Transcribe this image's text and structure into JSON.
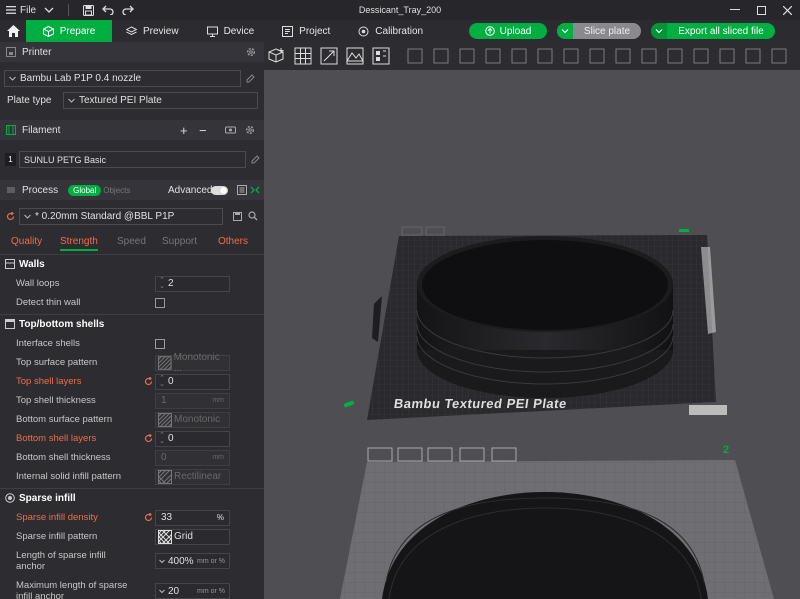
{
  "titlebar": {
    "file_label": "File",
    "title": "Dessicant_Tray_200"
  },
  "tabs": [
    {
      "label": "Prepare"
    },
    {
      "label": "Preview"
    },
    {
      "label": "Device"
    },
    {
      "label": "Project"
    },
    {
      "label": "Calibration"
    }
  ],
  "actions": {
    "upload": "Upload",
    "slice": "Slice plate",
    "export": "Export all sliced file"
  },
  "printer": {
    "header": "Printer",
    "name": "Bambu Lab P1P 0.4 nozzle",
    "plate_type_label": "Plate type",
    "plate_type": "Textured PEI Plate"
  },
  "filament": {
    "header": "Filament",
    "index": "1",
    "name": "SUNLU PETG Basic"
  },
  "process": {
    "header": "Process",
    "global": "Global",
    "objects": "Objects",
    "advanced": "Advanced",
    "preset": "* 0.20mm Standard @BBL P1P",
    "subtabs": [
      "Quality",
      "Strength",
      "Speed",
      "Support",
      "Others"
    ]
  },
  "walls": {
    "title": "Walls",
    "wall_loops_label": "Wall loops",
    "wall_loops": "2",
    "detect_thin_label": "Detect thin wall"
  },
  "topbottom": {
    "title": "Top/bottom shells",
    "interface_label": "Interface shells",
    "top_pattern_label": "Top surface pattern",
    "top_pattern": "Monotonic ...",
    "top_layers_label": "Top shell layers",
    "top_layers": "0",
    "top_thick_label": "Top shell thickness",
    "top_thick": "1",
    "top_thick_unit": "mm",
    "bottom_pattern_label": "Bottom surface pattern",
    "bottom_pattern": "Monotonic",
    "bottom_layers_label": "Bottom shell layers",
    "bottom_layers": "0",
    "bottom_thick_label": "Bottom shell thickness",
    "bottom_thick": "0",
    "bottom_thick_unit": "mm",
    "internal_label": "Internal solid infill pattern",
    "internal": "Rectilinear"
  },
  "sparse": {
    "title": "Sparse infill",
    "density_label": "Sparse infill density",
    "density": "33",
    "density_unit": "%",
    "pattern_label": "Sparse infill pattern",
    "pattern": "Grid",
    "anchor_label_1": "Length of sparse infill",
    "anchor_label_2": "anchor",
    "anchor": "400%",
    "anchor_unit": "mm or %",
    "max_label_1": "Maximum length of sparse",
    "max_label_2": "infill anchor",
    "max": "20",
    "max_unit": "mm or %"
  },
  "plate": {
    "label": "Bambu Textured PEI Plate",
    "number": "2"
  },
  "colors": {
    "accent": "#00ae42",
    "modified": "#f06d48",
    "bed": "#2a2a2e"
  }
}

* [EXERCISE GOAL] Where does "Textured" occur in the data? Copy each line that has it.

* [RESPONSE AREA]
    "plate_type": "Textured PEI Plate"
    "label": "Bambu Textured PEI Plate",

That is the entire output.